Please output the full listing, character for character.

[Start of Attachment]

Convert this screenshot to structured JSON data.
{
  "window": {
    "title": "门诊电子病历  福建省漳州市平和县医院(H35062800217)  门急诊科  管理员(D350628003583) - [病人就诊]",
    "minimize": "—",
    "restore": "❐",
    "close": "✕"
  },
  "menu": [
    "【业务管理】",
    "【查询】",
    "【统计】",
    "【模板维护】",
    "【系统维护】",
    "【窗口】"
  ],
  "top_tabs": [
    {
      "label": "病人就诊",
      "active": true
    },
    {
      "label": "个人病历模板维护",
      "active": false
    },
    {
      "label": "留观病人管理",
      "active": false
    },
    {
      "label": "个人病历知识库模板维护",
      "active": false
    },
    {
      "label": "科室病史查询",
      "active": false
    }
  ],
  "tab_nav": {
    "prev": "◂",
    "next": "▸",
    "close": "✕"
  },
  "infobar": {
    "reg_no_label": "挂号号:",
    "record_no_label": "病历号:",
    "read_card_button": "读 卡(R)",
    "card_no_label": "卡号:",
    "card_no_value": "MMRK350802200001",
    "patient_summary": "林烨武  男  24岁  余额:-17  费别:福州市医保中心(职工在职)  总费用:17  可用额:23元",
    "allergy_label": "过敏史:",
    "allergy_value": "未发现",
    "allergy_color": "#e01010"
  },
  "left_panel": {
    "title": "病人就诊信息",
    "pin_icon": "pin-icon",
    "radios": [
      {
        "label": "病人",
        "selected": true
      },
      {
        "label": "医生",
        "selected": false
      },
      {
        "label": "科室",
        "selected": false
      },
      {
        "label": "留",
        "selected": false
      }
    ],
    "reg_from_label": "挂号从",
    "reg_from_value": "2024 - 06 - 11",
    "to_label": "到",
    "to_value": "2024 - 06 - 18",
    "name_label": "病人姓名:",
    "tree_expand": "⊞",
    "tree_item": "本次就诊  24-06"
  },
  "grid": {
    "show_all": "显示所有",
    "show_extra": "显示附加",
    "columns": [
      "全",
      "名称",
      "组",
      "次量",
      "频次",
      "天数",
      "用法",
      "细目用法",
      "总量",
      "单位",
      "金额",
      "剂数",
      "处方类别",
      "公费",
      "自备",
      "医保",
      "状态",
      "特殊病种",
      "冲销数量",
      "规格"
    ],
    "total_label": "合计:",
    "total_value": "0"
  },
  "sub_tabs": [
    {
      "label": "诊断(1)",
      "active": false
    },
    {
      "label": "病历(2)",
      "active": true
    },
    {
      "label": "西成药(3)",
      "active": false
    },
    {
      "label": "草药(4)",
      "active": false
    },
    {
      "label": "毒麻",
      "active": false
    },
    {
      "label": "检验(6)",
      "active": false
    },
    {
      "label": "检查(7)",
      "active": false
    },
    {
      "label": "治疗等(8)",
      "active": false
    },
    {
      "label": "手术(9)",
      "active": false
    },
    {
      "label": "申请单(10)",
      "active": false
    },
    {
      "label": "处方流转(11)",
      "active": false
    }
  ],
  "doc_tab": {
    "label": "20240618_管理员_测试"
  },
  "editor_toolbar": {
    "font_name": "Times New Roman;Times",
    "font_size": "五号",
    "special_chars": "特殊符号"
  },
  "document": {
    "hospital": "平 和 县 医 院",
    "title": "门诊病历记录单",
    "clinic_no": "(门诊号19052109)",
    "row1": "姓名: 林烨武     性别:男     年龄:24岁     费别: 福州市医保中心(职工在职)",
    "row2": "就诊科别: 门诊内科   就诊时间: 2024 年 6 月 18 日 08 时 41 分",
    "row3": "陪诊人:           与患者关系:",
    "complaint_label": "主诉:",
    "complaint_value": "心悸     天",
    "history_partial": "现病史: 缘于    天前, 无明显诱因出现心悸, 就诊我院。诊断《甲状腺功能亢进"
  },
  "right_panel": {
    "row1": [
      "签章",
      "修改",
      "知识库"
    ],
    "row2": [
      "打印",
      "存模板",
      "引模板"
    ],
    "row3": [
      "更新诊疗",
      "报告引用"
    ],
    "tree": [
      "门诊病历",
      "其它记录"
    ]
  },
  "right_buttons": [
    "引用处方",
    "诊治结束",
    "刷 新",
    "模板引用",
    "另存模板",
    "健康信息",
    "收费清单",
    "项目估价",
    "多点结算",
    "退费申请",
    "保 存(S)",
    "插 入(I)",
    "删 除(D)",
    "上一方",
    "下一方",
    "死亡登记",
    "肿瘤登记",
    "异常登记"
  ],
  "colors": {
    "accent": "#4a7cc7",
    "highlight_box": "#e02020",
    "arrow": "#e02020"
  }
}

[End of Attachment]

Expected output
Convert this screenshot to structured JSON data.
{
  "window": {
    "title": "门诊电子病历  福建省漳州市平和县医院(H35062800217)  门急诊科  管理员(D350628003583) - [病人就诊]",
    "minimize": "—",
    "restore": "❐",
    "close": "✕"
  },
  "menu": [
    "【业务管理】",
    "【查询】",
    "【统计】",
    "【模板维护】",
    "【系统维护】",
    "【窗口】"
  ],
  "top_tabs": [
    {
      "label": "病人就诊",
      "active": true
    },
    {
      "label": "个人病历模板维护",
      "active": false
    },
    {
      "label": "留观病人管理",
      "active": false
    },
    {
      "label": "个人病历知识库模板维护",
      "active": false
    },
    {
      "label": "科室病史查询",
      "active": false
    }
  ],
  "tab_nav": {
    "prev": "◂",
    "next": "▸",
    "close": "✕"
  },
  "infobar": {
    "reg_no_label": "挂号号:",
    "record_no_label": "病历号:",
    "read_card_button": "读 卡(R)",
    "card_no_label": "卡号:",
    "card_no_value": "MMRK350802200001",
    "patient_summary": "林烨武  男  24岁  余额:-17  费别:福州市医保中心(职工在职)  总费用:17  可用额:23元",
    "allergy_label": "过敏史:",
    "allergy_value": "未发现",
    "allergy_color": "#e01010"
  },
  "left_panel": {
    "title": "病人就诊信息",
    "pin_icon": "pin-icon",
    "radios": [
      {
        "label": "病人",
        "selected": true
      },
      {
        "label": "医生",
        "selected": false
      },
      {
        "label": "科室",
        "selected": false
      },
      {
        "label": "留",
        "selected": false
      }
    ],
    "reg_from_label": "挂号从",
    "reg_from_value": "2024 - 06 - 11",
    "to_label": "到",
    "to_value": "2024 - 06 - 18",
    "name_label": "病人姓名:",
    "tree_expand": "⊞",
    "tree_item": "本次就诊  24-06"
  },
  "grid": {
    "show_all": "显示所有",
    "show_extra": "显示附加",
    "columns": [
      "全",
      "名称",
      "组",
      "次量",
      "频次",
      "天数",
      "用法",
      "细目用法",
      "总量",
      "单位",
      "金额",
      "剂数",
      "处方类别",
      "公费",
      "自备",
      "医保",
      "状态",
      "特殊病种",
      "冲销数量",
      "规格"
    ],
    "total_label": "合计:",
    "total_value": "0"
  },
  "sub_tabs": [
    {
      "label": "诊断(1)",
      "active": false
    },
    {
      "label": "病历(2)",
      "active": true
    },
    {
      "label": "西成药(3)",
      "active": false
    },
    {
      "label": "草药(4)",
      "active": false
    },
    {
      "label": "毒麻",
      "active": false
    },
    {
      "label": "检验(6)",
      "active": false
    },
    {
      "label": "检查(7)",
      "active": false
    },
    {
      "label": "治疗等(8)",
      "active": false
    },
    {
      "label": "手术(9)",
      "active": false
    },
    {
      "label": "申请单(10)",
      "active": false
    },
    {
      "label": "处方流转(11)",
      "active": false
    }
  ],
  "doc_tab": {
    "label": "20240618_管理员_测试"
  },
  "editor_toolbar": {
    "font_name": "Times New Roman;Times",
    "font_size": "五号",
    "special_chars": "特殊符号"
  },
  "document": {
    "hospital": "平 和 县 医 院",
    "title": "门诊病历记录单",
    "clinic_no": "(门诊号19052109)",
    "row1": "姓名: 林烨武     性别:男     年龄:24岁     费别: 福州市医保中心(职工在职)",
    "row2": "就诊科别: 门诊内科   就诊时间: 2024 年 6 月 18 日 08 时 41 分",
    "row3": "陪诊人:           与患者关系:",
    "complaint_label": "主诉:",
    "complaint_value": "心悸     天",
    "history_partial": "现病史: 缘于    天前, 无明显诱因出现心悸, 就诊我院。诊断《甲状腺功能亢进"
  },
  "right_panel": {
    "row1": [
      "签章",
      "修改",
      "知识库"
    ],
    "row2": [
      "打印",
      "存模板",
      "引模板"
    ],
    "row3": [
      "更新诊疗",
      "报告引用"
    ],
    "tree": [
      "门诊病历",
      "其它记录"
    ]
  },
  "right_buttons": [
    "引用处方",
    "诊治结束",
    "刷 新",
    "模板引用",
    "另存模板",
    "健康信息",
    "收费清单",
    "项目估价",
    "多点结算",
    "退费申请",
    "保 存(S)",
    "插 入(I)",
    "删 除(D)",
    "上一方",
    "下一方",
    "死亡登记",
    "肿瘤登记",
    "异常登记"
  ],
  "colors": {
    "accent": "#4a7cc7",
    "highlight_box": "#e02020",
    "arrow": "#e02020"
  }
}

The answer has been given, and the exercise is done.